TASK ITEM:
Only the lines that contain the string "shortcut" belong in the answer; pull them from the records.

★ ★ ★ ★ ★ ★ ★

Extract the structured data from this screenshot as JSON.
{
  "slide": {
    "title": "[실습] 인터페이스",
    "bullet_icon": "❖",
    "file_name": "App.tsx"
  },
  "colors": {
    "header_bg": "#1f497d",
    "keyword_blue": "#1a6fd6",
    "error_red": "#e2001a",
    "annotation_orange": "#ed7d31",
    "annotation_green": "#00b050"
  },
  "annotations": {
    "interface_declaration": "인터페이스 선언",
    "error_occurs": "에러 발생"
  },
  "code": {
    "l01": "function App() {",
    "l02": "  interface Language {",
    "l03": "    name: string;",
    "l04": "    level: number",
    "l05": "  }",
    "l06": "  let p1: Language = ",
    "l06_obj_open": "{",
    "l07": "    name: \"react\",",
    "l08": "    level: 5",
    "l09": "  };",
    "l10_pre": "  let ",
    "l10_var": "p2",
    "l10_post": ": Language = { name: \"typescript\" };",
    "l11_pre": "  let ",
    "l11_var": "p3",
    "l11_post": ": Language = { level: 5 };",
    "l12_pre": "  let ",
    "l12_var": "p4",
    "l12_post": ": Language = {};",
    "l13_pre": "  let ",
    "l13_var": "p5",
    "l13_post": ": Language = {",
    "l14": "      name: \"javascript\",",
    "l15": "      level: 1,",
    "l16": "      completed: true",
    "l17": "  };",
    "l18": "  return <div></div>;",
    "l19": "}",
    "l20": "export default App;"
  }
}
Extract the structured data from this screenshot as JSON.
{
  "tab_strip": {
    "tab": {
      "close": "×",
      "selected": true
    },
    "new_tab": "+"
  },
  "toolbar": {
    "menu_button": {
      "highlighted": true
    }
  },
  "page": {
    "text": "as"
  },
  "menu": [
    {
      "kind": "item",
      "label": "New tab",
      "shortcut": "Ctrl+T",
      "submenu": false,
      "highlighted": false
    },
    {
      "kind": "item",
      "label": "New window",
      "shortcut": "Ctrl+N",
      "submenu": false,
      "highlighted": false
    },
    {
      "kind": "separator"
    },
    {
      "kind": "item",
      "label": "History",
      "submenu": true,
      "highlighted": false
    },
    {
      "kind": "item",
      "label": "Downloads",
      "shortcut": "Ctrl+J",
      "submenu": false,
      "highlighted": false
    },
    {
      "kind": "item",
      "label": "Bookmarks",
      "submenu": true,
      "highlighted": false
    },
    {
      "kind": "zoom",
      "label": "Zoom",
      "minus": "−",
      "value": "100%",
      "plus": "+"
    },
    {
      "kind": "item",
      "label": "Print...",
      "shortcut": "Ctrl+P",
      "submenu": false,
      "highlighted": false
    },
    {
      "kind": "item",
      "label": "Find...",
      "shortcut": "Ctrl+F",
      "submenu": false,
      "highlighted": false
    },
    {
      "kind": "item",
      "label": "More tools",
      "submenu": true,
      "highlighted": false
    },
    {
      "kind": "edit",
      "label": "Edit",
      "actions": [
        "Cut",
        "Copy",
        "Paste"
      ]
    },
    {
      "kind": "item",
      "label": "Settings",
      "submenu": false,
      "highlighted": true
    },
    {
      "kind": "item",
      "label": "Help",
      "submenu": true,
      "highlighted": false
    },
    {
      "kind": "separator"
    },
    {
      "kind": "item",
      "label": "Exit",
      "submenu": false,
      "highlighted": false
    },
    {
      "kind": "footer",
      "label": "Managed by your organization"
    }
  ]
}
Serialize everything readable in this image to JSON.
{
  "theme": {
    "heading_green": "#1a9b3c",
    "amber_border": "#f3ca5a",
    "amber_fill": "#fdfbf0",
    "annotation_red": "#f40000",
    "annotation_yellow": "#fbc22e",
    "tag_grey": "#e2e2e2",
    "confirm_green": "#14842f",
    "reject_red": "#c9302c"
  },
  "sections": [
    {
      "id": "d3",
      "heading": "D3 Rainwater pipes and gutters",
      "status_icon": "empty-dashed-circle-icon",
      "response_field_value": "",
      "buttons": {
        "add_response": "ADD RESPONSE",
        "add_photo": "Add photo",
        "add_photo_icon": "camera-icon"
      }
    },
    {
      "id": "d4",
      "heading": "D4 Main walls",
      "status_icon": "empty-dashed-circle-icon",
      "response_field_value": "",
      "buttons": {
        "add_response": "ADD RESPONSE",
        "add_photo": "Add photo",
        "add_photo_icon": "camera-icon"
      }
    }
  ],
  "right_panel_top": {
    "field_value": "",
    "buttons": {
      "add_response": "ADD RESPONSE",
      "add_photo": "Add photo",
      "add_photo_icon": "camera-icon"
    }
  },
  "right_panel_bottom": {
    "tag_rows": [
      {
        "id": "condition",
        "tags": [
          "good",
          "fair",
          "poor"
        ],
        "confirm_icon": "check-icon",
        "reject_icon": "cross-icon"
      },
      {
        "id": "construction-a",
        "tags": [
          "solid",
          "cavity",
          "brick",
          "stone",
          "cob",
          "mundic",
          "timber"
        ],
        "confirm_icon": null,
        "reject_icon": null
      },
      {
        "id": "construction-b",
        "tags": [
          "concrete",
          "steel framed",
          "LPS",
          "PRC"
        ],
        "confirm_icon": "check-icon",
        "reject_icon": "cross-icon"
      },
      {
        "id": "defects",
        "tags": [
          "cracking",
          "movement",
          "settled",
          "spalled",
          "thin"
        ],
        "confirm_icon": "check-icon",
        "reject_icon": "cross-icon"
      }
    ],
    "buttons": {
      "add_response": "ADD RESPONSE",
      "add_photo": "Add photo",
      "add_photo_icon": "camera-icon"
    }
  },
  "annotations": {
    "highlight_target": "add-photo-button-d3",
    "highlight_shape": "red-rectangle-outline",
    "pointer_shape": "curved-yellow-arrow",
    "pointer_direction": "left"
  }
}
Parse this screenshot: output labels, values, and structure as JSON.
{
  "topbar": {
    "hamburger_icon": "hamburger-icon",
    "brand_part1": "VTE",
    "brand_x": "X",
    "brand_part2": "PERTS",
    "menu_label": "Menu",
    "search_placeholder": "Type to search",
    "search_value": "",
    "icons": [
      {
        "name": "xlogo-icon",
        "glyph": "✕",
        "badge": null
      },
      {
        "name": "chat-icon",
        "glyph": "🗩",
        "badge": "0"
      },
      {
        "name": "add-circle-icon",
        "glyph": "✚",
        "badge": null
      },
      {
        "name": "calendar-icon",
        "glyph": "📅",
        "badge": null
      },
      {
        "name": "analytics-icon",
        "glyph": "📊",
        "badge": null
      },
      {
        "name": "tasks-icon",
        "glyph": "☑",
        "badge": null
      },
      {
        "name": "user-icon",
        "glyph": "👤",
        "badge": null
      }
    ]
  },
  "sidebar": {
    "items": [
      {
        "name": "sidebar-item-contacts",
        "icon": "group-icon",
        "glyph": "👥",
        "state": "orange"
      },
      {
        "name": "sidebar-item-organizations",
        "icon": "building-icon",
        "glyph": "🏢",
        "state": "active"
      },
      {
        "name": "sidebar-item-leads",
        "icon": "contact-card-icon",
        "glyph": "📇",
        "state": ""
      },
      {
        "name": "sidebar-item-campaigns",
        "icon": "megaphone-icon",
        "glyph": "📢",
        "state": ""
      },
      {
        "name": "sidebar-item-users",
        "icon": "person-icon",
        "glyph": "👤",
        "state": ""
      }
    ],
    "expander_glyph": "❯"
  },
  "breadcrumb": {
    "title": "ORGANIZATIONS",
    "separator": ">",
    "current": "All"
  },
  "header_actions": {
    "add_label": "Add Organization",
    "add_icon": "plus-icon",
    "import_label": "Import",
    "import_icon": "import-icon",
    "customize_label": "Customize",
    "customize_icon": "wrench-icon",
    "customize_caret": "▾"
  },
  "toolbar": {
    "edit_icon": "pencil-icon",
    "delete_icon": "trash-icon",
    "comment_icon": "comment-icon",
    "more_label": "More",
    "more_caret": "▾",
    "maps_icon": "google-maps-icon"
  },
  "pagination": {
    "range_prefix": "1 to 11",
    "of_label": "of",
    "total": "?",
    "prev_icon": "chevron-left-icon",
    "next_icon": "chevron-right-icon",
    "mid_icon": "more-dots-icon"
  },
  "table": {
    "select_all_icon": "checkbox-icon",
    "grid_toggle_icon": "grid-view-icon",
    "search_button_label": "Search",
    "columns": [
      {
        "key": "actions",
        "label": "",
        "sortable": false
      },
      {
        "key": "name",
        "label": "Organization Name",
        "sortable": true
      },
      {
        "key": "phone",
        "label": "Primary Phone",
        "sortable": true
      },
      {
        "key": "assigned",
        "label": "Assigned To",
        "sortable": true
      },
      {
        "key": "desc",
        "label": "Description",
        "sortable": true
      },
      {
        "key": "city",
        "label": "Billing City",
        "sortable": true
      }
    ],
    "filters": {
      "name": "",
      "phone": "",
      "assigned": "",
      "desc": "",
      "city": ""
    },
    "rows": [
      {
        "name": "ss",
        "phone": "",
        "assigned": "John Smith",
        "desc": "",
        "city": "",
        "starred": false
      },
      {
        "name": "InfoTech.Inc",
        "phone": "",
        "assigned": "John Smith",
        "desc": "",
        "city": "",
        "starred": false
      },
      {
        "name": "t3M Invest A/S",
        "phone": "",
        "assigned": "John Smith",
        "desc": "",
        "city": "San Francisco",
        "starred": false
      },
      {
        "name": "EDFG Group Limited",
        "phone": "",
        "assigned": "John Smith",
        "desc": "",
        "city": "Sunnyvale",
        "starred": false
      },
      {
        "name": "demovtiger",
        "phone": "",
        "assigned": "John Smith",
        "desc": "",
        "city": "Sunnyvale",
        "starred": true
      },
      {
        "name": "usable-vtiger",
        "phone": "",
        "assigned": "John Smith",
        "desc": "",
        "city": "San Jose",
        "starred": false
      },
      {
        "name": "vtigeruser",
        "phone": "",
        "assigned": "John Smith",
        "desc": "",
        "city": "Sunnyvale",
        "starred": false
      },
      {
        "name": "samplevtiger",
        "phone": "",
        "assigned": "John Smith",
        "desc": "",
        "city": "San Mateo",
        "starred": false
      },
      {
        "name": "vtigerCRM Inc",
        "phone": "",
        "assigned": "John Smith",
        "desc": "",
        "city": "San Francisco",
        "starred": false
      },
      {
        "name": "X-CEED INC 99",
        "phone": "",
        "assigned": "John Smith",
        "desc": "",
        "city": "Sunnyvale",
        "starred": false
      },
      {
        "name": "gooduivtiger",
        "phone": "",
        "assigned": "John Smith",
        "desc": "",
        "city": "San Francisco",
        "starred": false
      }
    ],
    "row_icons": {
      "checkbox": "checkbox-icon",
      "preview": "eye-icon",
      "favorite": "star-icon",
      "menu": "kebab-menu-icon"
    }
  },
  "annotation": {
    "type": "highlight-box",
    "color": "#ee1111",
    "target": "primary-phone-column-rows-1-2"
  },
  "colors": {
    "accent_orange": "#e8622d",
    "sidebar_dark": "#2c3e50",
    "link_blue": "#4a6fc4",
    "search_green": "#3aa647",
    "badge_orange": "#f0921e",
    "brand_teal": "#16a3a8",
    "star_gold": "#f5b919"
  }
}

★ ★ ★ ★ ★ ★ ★

ANSWER AREA:
      "shortcut": "Ctrl+T",
      "shortcut": "Ctrl+N",
      "shortcut": "Ctrl+J",
      "shortcut": "Ctrl+P",
      "shortcut": "Ctrl+F",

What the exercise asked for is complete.